We ran a short section of the descent but soon the side steepened so dramatically we were walking, then picking our way down carefully. In fact, this was the slowest part of the day. Slower even than the ascents. My toes were getting sore from the descents as the constant downhills meant my toes were hitting the end of the toeboxes. I tightened my shoes to try and combat this but didn’t hold out much hope for my toenails. I wouldn’t take a bet on how many toenails I’ll start next week with.
We passed some people repairing and rebuilding the path on the way down the mountain and a sign proclaimed they were Friends of the Three Peaks. The paths had been well maintained and well signposted so I decided the least I could do would be to donate some cash to them as thanks. They’ve probably halved my laundry bill just by diverting around the Bog of Doom. http://www.yorkshiredales.org.uk/threepeaks/friendsofthethreepeaks
There is a farmhouse stop between Whernside and Ingleborough – The Philpin farm. There are loos available to customers and a selection of emergency items ... dry socks, shoelaces and ice cream! Surely EVERY day is an emergency ice cream day? Despite this, we didn’t stop. Despite the people eating their ice creams and looking happy with their non-sore toes and their cold drinks. Smug gits.
The third mountain, Ingleborough is sharp, steep and long. On my previous Yorkshire 3 Peaks challenge, the mountain had inadvertently been christened “FuckFuck” mountain.
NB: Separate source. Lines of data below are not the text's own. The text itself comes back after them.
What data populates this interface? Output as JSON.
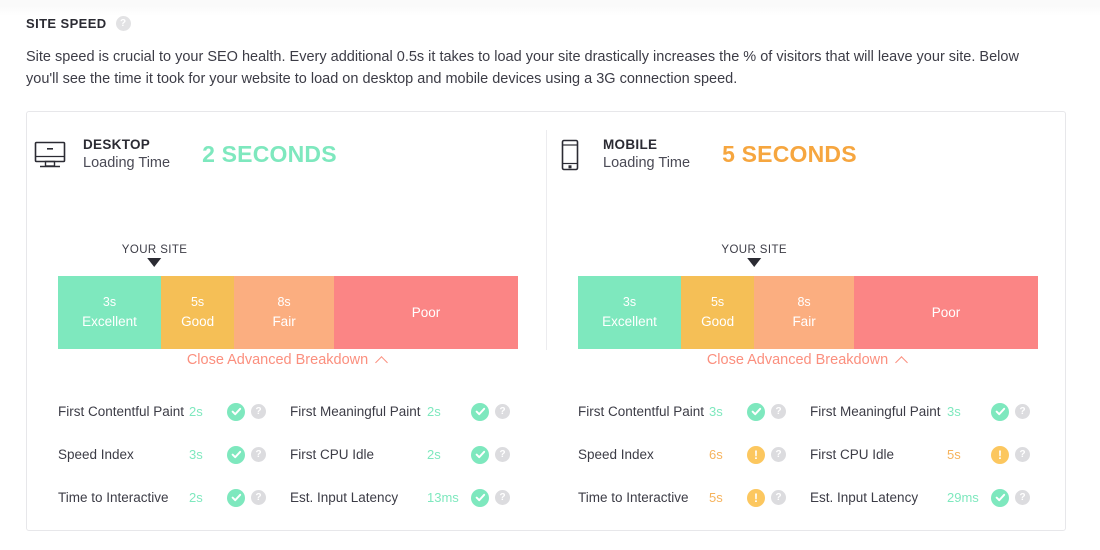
{
  "header": {
    "title": "SITE SPEED",
    "help_icon": "?",
    "intro": "Site speed is crucial to your SEO health. Every additional 0.5s it takes to load your site drastically increases the % of visitors that will leave your site. Below you'll see the time it took for your website to load on desktop and mobile devices using a 3G connection speed."
  },
  "colors": {
    "excellent": "#7ee8be",
    "good": "#f5bf56",
    "fair": "#fbae80",
    "poor": "#fb8585",
    "link": "#fb8f7e",
    "warn": "#fcc75f"
  },
  "panels": [
    {
      "id": "desktop",
      "device_icon": "desktop-monitor-icon",
      "device_type": "DESKTOP",
      "device_sub": "Loading Time",
      "loading_time": "2 SECONDS",
      "loading_time_color": "#7ee8be",
      "pointer_label": "YOUR SITE",
      "pointer_pct": 21,
      "gauge": [
        {
          "top": "3s",
          "bottom": "Excellent",
          "color": "#7ee8be",
          "width_pct": 22.4
        },
        {
          "top": "5s",
          "bottom": "Good",
          "color": "#f5bf56",
          "width_pct": 15.9
        },
        {
          "top": "8s",
          "bottom": "Fair",
          "color": "#fbae80",
          "width_pct": 21.7
        },
        {
          "top": "",
          "bottom": "Poor",
          "color": "#fb8585",
          "width_pct": 40.0
        }
      ],
      "toggle_label": "Close Advanced Breakdown",
      "toggle_icon": "chevron-up-icon",
      "metrics_left": [
        {
          "name": "First Contentful Paint",
          "value": "2s",
          "status": "ok"
        },
        {
          "name": "Speed Index",
          "value": "3s",
          "status": "ok"
        },
        {
          "name": "Time to Interactive",
          "value": "2s",
          "status": "ok"
        }
      ],
      "metrics_right": [
        {
          "name": "First Meaningful Paint",
          "value": "2s",
          "status": "ok"
        },
        {
          "name": "First CPU Idle",
          "value": "2s",
          "status": "ok"
        },
        {
          "name": "Est. Input Latency",
          "value": "13ms",
          "status": "ok"
        }
      ]
    },
    {
      "id": "mobile",
      "device_icon": "mobile-phone-icon",
      "device_type": "MOBILE",
      "device_sub": "Loading Time",
      "loading_time": "5 SECONDS",
      "loading_time_color": "#f6a63f",
      "pointer_label": "YOUR SITE",
      "pointer_pct": 38.3,
      "gauge": [
        {
          "top": "3s",
          "bottom": "Excellent",
          "color": "#7ee8be",
          "width_pct": 22.4
        },
        {
          "top": "5s",
          "bottom": "Good",
          "color": "#f5bf56",
          "width_pct": 15.9
        },
        {
          "top": "8s",
          "bottom": "Fair",
          "color": "#fbae80",
          "width_pct": 21.7
        },
        {
          "top": "",
          "bottom": "Poor",
          "color": "#fb8585",
          "width_pct": 40.0
        }
      ],
      "toggle_label": "Close Advanced Breakdown",
      "toggle_icon": "chevron-up-icon",
      "metrics_left": [
        {
          "name": "First Contentful Paint",
          "value": "3s",
          "status": "ok"
        },
        {
          "name": "Speed Index",
          "value": "6s",
          "status": "warn"
        },
        {
          "name": "Time to Interactive",
          "value": "5s",
          "status": "warn"
        }
      ],
      "metrics_right": [
        {
          "name": "First Meaningful Paint",
          "value": "3s",
          "status": "ok"
        },
        {
          "name": "First CPU Idle",
          "value": "5s",
          "status": "warn"
        },
        {
          "name": "Est. Input Latency",
          "value": "29ms",
          "status": "ok"
        }
      ]
    }
  ],
  "metric_help_icon": "?"
}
It’s the final peak and you look up ... and up ... and up. And then you see the people crawling up the side of the mountain like insects. Then you say its name.
I couldn't tell where the trig point was so aimed for the biggest group of people assuming that this would be where the trig point was. Nope. I accidentally interrupted a picnic. They didn’t even offer me a sandwich.
Finally found the trig point and had the obligatory photo. This was the final mountaintop of the day ... unless things go horribly wrong or I realise I’ve left my mobile phone at the top of the last mountain and have to go back and retrieve it.
Looking down the side of the mountain, I could see the trail winding down the hills below like a sinuous snake. Can I just emphasise that ... DOWN the hills. All downhill. Brilliant. And there was now only about 5 or 6 miles between me and a massive fry up. And an ice cream. I reckoned I could RUN that distance within an hour. Especially with those incentives.
The path down alternated between smooth dirt and gravel, broken stones and steep edges and limestone boulders. The surface could be aurally determined by the girlie screams behind me as The Mr tripped over stones and trod on pointy rocks.
Eventually things came to a head. He shouted in a grumpy voice that he wasn’t going to run ANY MORE and it didn’t matter how many bacon sandwiches there were. We compromised and walked quickly. Well I walked quickly. He shambled. And shuffled.
Just as we were walking down one of the last hills, we were overtaken by a middle aged couple with coordinated anoraks, bobble hats and those alpine sticks. They seemed a nice couple. If slightly matching in a there-are-bodies-under-the-patio kind of a way.
I looked at The Mr and mouthed “Bacon Sandwich.” He looked back and sighed and broke into a shuffling run, the kind of run any zombie would be proud of. Good. No matching anoraks any time soon then.
We made it back to the cafe and checked in at exactly 8 hours from when we started. We bought a bucket of coffee each and a selection of snacks which we dug into with the fervour of a couple of Donner party survivors confronted with non-human goodies.
After a few moments of silence, The Mr looked up. “You were really patronising, you know. With the whole bacon sandwich thing.”
I grinned at him and pointed at the pile of food between us on the table. “Well it kept you running, didn’t it?”
Distance: 24.96 mi
Avg Pace: 18:45 min/mi
Elevation Gain: 4,663 ft
Calories: 2,321 C